We recently reported a comparison of glycoprotein-encoding genes of different Marek's disease virus pathotypes (MDVs). One mutation found predominantly in very virulent (vv) MDVs was a 12-bp (four–amino acid) deletion in the glycoprotein L (gL)–encoding gene in four of 23 MDV strains examined (three were vv MDVs and one was a vvMDV). This mutation was noted in the gL of the TK (615K) strain, but not in the RL (615J) strain of MDV. These strains have identical mutations in the meq gene characteristic of vv MDVs but can be distinguished by the mutation in the gL-encoding gene. The TK strain was originally isolated from vaccinated chickens and appeared to confer or enhance horizontal transmission of the vaccine virus, herpesvirus of turkeys (HVT). Because the molecular basis for increased virulence of MDV field strains is unknown, we hypothesized that one mechanism might be by coreplication of MDV-1 strains with HVT and that it could be mediated by the mutation of gL, an essential component of the glycoprotein H/L complex.
In this study, we compared the pathogenicity of TK (615K) and RL (615J) strains of MDV in the presence and absence of simultaneous HVT coinfection. MDV infections were monitored at the levels of viremia (for both MDV-1 and HVT), clinical signs of MD, tumor incidence, and mortality in 1) inoculated chickens, 2) chickens exposed at 1 day of age, 3) chickens exposed at 2 wk of age, and 4) chickens exposed to both TK/HVT- and RL/HVT-infected chickens at 6 wk of age.
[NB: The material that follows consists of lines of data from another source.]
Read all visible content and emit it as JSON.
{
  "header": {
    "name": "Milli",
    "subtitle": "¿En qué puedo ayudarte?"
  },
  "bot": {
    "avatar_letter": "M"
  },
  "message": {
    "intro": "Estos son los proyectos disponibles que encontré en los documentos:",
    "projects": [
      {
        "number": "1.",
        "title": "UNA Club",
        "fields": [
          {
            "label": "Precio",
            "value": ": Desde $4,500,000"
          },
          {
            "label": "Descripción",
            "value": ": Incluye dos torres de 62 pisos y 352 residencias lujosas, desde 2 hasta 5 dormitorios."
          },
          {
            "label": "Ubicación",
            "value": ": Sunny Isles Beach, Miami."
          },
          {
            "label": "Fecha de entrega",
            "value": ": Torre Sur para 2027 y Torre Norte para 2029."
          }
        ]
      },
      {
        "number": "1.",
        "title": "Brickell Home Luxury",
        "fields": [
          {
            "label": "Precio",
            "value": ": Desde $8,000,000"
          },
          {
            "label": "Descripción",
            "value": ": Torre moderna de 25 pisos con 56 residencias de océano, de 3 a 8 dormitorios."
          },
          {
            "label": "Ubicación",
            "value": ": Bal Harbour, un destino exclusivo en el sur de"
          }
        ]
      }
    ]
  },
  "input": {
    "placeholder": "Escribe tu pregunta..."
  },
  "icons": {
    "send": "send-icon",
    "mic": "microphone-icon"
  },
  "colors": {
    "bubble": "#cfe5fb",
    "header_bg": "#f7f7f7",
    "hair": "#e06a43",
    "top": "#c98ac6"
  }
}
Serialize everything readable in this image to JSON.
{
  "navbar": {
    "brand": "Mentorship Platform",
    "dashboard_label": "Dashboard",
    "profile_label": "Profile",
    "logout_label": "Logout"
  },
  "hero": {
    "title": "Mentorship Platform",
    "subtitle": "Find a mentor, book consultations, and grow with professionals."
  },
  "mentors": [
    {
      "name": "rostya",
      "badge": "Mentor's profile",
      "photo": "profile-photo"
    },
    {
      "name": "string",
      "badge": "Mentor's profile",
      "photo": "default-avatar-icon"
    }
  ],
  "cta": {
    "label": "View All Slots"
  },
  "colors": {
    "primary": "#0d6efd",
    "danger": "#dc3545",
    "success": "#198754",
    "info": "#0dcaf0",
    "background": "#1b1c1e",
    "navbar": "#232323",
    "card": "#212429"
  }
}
We found high incidences of clinical MD signs in all inoculated treatment groups and all chickens exposed to TK and RL viruses, regardless of the presence of HVT. The median time to death of chickens exposed to TK/HVT-infected chickens, however, was lower than the other treatment groups for contact-exposed chickens. Although this difference was not considered to be statistically significant to a rigorously interpreted degree because of the removal of chickens for sampling from the test groups, these data suggest that replication of the TK strain and HVT, when coadministered, might incrementally affect the virulence of MDV-1 strains. The strict correlation of this enhancement of virulence with the mutation in gL, however, requires additional experiments with genetically identical MDV background strains.